My belief? That by better understanding our own seemingly irrational behavior—whether it’s why we buy a designer shirt or how we assess a job candidate—we actually gain more control, not less. Because the more we know about why we fall prey to the tricks and tactics of advertisers, the better we can defend ourselves against them. And the more companies know about our subconscious needs and desires, the more useful, meaningful products they will bring to the market. After all, don’t marketers want to provide products that we fall in love with? Stuff that engages us emotionally, and that enhances our lives?
Qualitative Versus Quantitative Marketing
Seen in this light, brain-scanning, used ethically, will end up benefiting us all. Imagine more products that earn more money and satisfy consumers at the same time. That’s a nice combo. Until today, the only way companies have been able to understand what consumers want has been by observing or asking them directly. Not anymore. Imagine neuromarketing as one of the three overlapping circles of a Venn diagram. Invented in 1881, the Venn diagram was the creation of one John Venn, an English logician and philosopher from a no-nonsense Evangelical family.
Typically used in a branch of mathematics known as set theory, the Venn diagram shows all the possible relationships among various different sets of abstract objects. In other words, if one of the circles represented, say, men, while the other represented dark hair, and the third, mustaches, the overlapping region in the center would represent dark-haired men with mustaches.
How the Unconscious Mind Drives Behavior
But if you think of two circles in a Venn diagram as representing the two branches of traditional marketing research—quantitative and qualitative—it’s time to make room for the new kid on the block: neuromarketing. And in that overlapping region of these three circles lies the future of marketing: the key to truly and completely understanding the thoughts, feelings, motivations, needs, and desires of consumers, of all of us. Of course, neuromarketing isn’t the answer to everything. As a young science, it’s limited by our still-incomplete understanding of the human brain. But the good news is that understanding of how our unconscious minds drive our behavior is increasing; today, some of the top researchers around the globe are making major inroads into this fascinating science.

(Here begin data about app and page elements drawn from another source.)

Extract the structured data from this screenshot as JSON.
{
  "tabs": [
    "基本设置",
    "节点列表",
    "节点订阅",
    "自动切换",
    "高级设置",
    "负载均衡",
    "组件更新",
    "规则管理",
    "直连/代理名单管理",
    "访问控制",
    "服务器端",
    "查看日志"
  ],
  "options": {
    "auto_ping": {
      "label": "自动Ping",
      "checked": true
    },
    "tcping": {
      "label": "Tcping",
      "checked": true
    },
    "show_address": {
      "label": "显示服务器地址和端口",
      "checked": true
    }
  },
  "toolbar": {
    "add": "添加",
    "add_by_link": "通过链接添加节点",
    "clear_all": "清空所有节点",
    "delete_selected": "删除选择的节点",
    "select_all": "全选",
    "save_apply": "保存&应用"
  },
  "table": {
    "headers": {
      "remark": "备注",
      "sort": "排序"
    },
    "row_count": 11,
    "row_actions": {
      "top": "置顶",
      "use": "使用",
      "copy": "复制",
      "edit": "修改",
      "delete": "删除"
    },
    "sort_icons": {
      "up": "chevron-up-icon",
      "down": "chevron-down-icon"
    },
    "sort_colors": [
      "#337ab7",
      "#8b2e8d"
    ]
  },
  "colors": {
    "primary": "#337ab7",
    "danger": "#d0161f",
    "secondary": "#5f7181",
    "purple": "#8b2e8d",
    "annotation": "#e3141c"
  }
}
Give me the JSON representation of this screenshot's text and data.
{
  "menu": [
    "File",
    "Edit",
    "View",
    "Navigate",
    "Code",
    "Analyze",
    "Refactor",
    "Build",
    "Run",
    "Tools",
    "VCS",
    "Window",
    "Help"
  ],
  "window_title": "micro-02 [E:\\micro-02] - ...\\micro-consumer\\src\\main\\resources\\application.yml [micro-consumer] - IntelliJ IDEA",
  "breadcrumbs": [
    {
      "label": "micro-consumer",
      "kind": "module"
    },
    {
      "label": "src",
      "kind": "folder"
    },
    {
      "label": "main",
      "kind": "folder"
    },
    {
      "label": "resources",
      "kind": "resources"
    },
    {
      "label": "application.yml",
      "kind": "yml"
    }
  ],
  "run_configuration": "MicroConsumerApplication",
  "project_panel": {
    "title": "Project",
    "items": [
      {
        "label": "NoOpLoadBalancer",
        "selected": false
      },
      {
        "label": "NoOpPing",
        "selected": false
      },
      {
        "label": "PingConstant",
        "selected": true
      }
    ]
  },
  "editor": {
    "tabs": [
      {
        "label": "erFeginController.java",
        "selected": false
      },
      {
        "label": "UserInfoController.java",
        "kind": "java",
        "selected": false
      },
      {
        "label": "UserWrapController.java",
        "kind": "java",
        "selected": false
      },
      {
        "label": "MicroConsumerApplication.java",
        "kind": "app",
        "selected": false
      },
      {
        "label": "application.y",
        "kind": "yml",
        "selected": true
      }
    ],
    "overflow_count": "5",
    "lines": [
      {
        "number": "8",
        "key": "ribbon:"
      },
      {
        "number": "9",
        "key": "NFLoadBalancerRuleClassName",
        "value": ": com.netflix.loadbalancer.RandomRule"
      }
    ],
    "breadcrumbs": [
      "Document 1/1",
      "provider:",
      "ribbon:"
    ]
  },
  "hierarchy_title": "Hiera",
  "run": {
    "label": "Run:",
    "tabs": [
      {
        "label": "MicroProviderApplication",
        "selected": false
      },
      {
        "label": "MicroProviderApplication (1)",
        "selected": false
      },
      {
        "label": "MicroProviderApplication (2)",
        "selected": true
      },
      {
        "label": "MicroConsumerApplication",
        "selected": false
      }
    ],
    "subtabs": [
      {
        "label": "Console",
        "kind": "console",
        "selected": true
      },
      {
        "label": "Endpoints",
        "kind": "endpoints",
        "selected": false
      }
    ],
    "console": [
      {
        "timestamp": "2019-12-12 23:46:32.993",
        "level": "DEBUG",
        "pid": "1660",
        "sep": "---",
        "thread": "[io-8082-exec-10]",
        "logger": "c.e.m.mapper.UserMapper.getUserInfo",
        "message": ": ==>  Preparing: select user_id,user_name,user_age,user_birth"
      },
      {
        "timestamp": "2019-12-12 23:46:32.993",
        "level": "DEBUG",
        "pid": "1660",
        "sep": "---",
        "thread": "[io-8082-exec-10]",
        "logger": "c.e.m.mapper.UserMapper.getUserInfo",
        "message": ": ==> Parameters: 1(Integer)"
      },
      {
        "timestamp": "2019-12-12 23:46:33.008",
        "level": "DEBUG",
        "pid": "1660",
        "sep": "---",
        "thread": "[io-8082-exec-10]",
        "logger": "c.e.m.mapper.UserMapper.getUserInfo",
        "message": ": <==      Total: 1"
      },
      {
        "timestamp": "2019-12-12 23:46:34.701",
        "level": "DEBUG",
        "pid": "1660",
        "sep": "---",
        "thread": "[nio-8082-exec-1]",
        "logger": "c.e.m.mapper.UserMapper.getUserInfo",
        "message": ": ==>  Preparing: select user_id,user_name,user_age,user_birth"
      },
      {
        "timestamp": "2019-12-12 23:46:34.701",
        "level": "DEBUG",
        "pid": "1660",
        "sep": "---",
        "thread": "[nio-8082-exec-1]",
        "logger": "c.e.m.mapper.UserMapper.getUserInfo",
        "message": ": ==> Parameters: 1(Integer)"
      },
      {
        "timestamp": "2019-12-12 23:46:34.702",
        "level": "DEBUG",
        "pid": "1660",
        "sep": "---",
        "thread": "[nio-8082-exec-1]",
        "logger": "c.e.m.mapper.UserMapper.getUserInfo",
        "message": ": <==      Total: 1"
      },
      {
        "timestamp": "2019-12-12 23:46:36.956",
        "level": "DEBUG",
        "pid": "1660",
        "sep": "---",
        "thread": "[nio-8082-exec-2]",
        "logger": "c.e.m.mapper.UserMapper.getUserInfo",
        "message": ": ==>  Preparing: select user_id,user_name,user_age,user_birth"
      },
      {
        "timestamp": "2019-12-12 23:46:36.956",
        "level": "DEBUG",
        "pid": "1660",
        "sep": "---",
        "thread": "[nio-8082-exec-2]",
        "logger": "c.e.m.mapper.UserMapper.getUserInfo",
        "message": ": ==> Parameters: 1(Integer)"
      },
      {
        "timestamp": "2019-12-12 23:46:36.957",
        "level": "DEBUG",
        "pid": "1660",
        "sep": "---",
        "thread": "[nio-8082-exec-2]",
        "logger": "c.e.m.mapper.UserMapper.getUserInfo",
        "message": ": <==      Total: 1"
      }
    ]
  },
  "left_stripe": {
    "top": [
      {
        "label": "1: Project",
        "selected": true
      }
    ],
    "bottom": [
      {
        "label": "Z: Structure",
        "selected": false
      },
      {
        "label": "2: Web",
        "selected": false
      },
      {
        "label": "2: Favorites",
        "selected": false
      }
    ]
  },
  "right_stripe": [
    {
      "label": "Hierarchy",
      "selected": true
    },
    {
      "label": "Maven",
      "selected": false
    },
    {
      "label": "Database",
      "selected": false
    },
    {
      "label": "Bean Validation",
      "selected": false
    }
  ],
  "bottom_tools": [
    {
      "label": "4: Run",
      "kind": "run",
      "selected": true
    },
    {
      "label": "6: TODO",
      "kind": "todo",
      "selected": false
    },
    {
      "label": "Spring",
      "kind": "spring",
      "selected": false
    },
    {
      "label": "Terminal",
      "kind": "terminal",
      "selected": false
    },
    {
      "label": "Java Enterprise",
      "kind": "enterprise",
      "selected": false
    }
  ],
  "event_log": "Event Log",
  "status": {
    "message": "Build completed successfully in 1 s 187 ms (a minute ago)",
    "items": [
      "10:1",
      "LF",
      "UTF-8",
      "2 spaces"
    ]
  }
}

At the end of the day, I see this book—based on the largest neuromarketing study of its kind—as my own contribution to this growing body of knowledge. (Some of my findings may be questioned, and I welcome what I believe will result in an important dialogue). Though nothing in science can ever be considered the final word, I believe Buyology is the beginning of a radical and intriguing exploration of why we buy. A contribution that, if I’ve achieved my goal, overturns many of the myths, assumptions, and beliefs that all of us have long held about what piques our interest in a product and what drives us away. There are indeed a multitude of subconscious forces that motivate us to buy.
First published in Buyology: Truth and Lies About Why We Buy by Martin Lindstrom Copyright © 2008, 2010 by Martin Lindstrom. Excerpted by permission of Broadway, an imprint of the Crown Publishing Group. All rights reserved.